In this lesson, perhaps to the dismay of teachers and parents everywhere, T&W teaching artist Sarah Porter brings sarcasm to sixth-graders. Based on Langston Hughes’ poem “Advertisement for the Waldorf Astoria,” this lesson plan teaches students about irony as a literary technique in order to develop voice in nonfiction writing. Though Porter’s lesson was developed to coincide with study of the Great Depression, it works equally well as a stand-alone piece.
Grade(s) taught: 6th
Genre(s) taught: Nonfiction, poetry
Download: Irony and the Waldorf Astoria
CommonCore State Standards:

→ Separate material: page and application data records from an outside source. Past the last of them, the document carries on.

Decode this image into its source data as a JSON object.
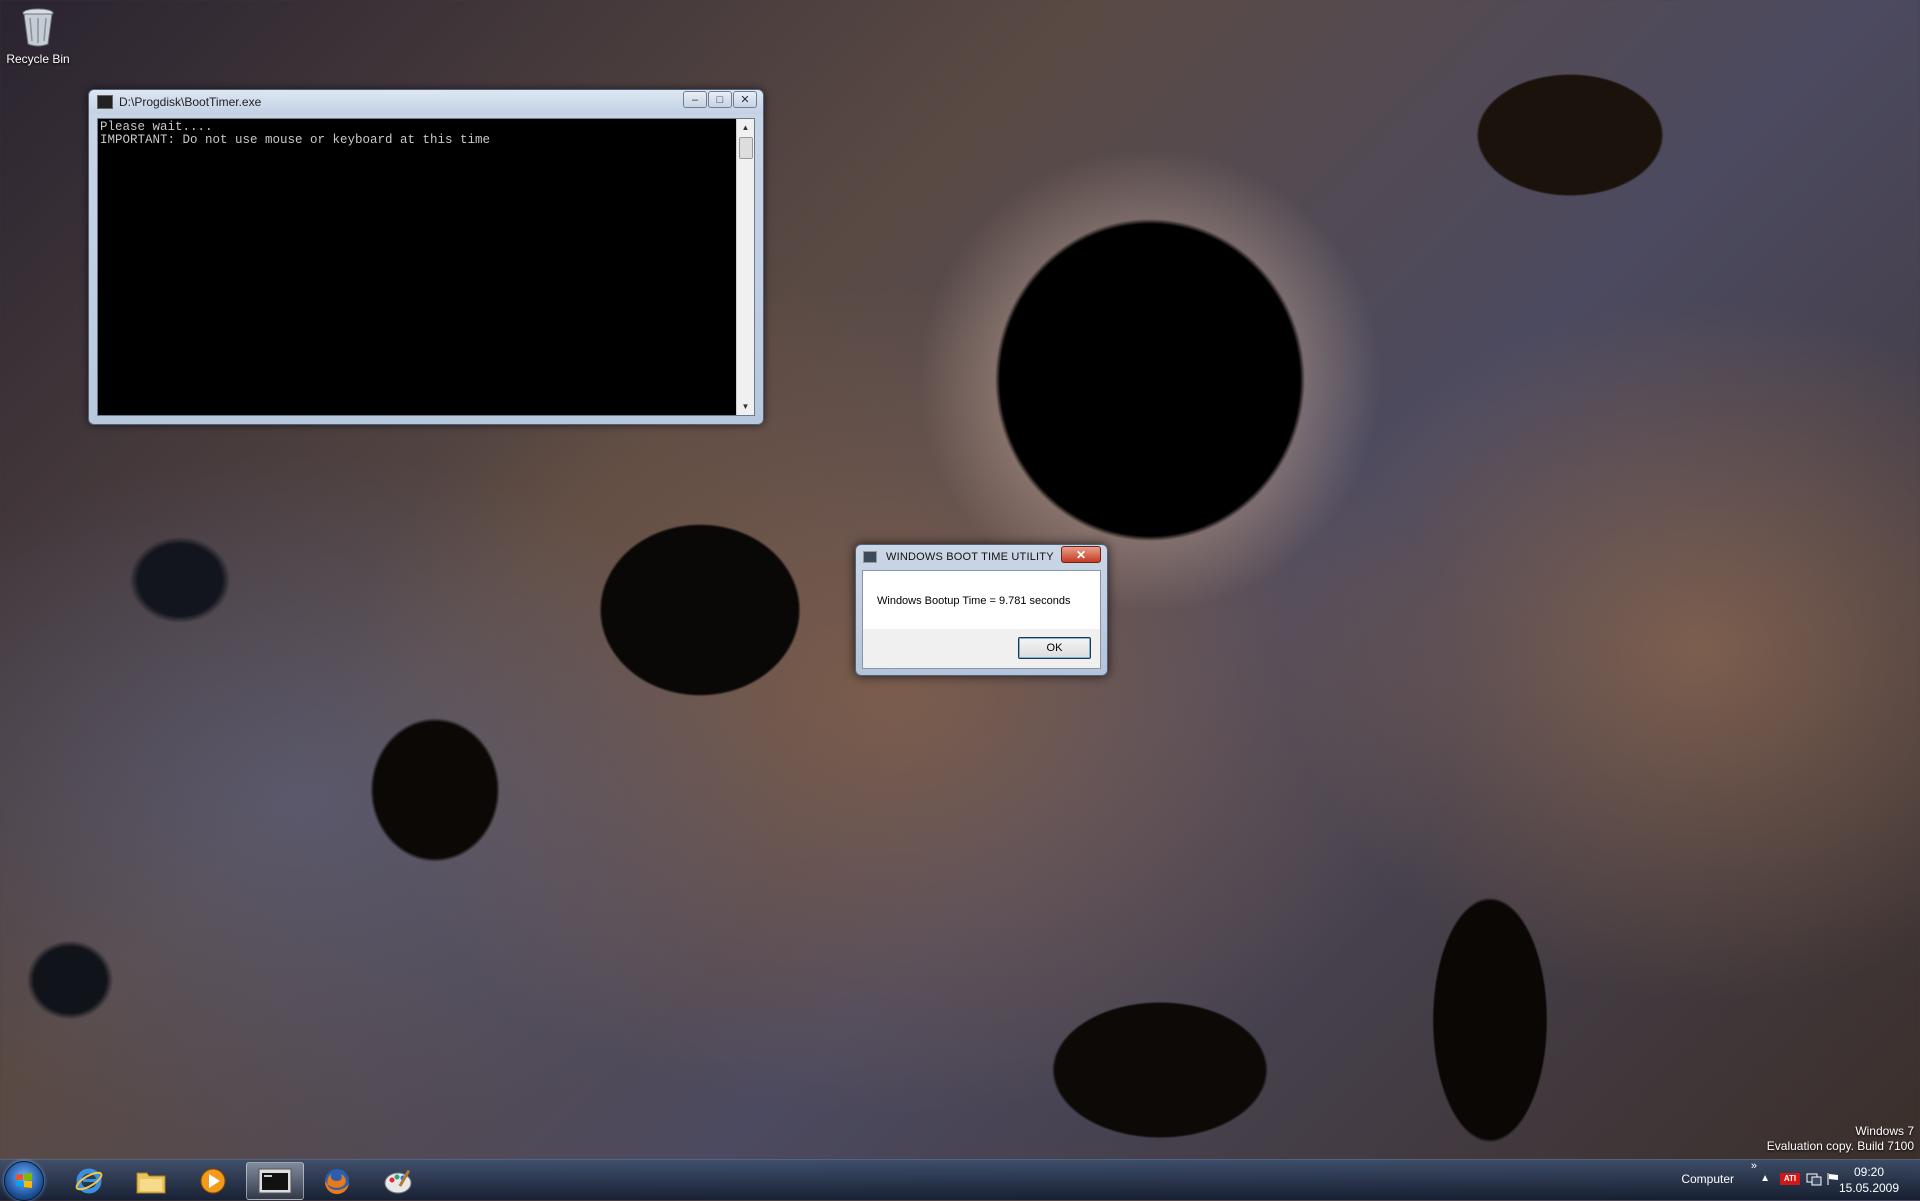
{
  "desktop": {
    "recycle_bin_label": "Recycle Bin"
  },
  "console": {
    "title": "D:\\Progdisk\\BootTimer.exe",
    "lines": [
      "Please wait....",
      "IMPORTANT: Do not use mouse or keyboard at this time"
    ],
    "minimize": "–",
    "maximize": "□",
    "close": "✕"
  },
  "dialog": {
    "title": "WINDOWS BOOT TIME UTILITY",
    "message": "Windows Bootup Time =  9.781  seconds",
    "ok_label": "OK",
    "close": "✕"
  },
  "watermark": {
    "line1": "Windows 7",
    "line2": "Evaluation copy. Build 7100"
  },
  "taskbar": {
    "pinned": [
      {
        "name": "internet-explorer",
        "icon": "ie-icon"
      },
      {
        "name": "explorer",
        "icon": "folder-icon"
      },
      {
        "name": "media-player",
        "icon": "media-player-icon"
      },
      {
        "name": "boottimer",
        "icon": "console-icon",
        "active": true
      },
      {
        "name": "firefox",
        "icon": "firefox-icon"
      },
      {
        "name": "paint",
        "icon": "paint-icon"
      }
    ],
    "computer_label": "Computer",
    "chevrons": "»",
    "tray_arrow": "▲",
    "ati_label": "ATI",
    "time": "09:20",
    "date": "15.05.2009"
  },
  "colors": {
    "taskbar": "#1e2d47",
    "console_bg": "#000000",
    "console_text": "#c8c8c8",
    "close_red": "#c63a1f"
  }
}
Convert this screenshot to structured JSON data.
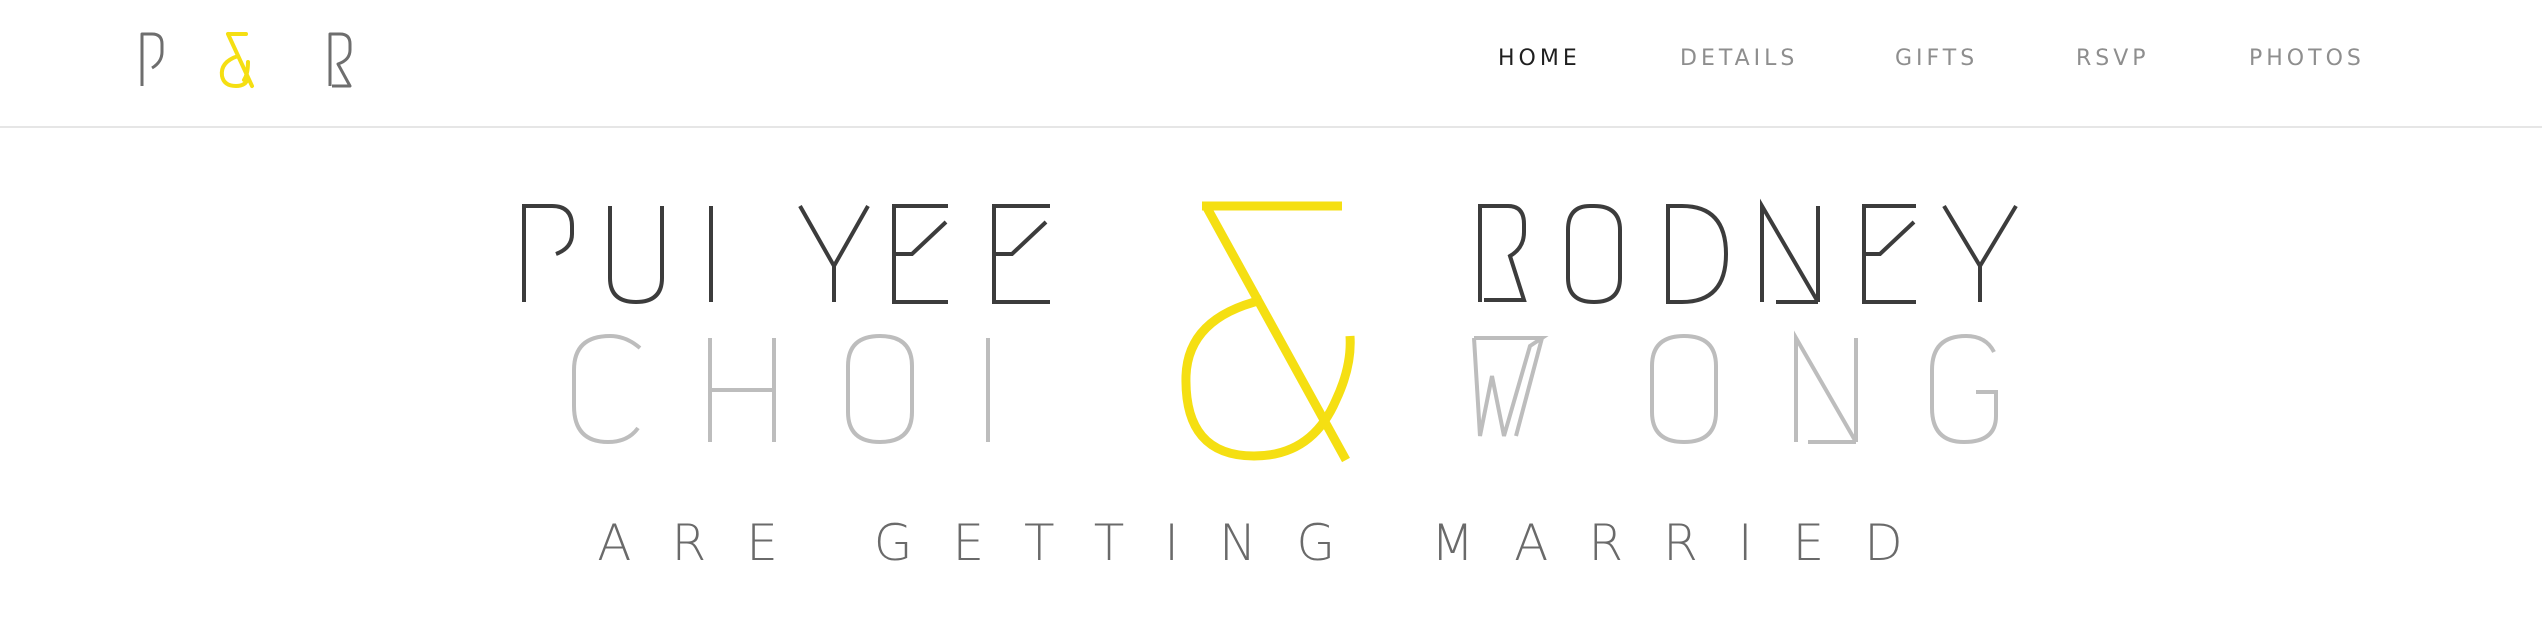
{
  "colors": {
    "accent": "#f5df12",
    "dark": "#3c3c3c",
    "muted": "#bdbdbd",
    "nav_inactive": "#8e8e8e",
    "nav_active": "#1f1f1f",
    "tagline": "#6a6a6a",
    "divider": "#e6e6e6"
  },
  "logo": {
    "left_letter": "P",
    "ampersand": "&",
    "right_letter": "R"
  },
  "nav": {
    "items": [
      {
        "label": "HOME",
        "active": true
      },
      {
        "label": "DETAILS",
        "active": false
      },
      {
        "label": "GIFTS",
        "active": false
      },
      {
        "label": "RSVP",
        "active": false
      },
      {
        "label": "PHOTOS",
        "active": false
      }
    ]
  },
  "hero": {
    "bride_first": "PUI YEE",
    "bride_last": "CHOI",
    "ampersand": "&",
    "groom_first": "RODNEY",
    "groom_last": "WONG",
    "tagline": "ARE GETTING MARRIED"
  }
}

(Refer to the Anchor Standards for Writing at ELA > Writing > Grade 6 and the Anchor Standards for Reading: Literature at ELA > Reading: Literature > Grade 6)
Write arguments to support claims with clear reasons and relevant evidence.
Produce clear and coherent writing in which the development, organization, and style are appropriate to task, purpose, and audience.
Determine the meaning of words and phrases as they are used in a text, including figurative and connotative meanings; analyze the impact of a specific word choice on meaning and tone
How are Langston Hughes’ voice and point of view expressed through this poem? Do you get the sense that you know what kind of person he is?
What lines or phrases in the poem communicate Hughes’ point of view? Is he saying what he actually means?
Are the social conditions he’s describing during the Great Depression comparable to problems we see today? What are the problems in our society that you feel deserve this kind of criticism?
- Read and discuss “Advertisement for the Waldorf Astoria” in the context of the students’ study of the Great Depression.
- Discuss irony as a literary technique, having students point out the most blatant examples of irony in the poem.
- Brainstorm similar ironic treatment of contemporary social and economic issues. These can be examples of ironic treatment, or simply the issues themselves.
Ask students to write individual “Ironic Advertisements” for social problems of their choice. They can draw from the class-generated brainstorm list, or pick a topic of their own. In my class, popular topics included bullying, hunger, racism, addiction, and poverty.
Volunteers share and discuss their advertisements.
Irony, sarcasm, voice, point of view, à la carte
Multimodal Approaches to Learning:
This lesson incorporates aspects of interpersonal learning during class brainstorm activity; intrapersonal learning during the individual writing assignment, in which students choose a topic that resonates with them; and linguistic learning, as students must focus on the changed meanings of words that rely on the voice of a piece.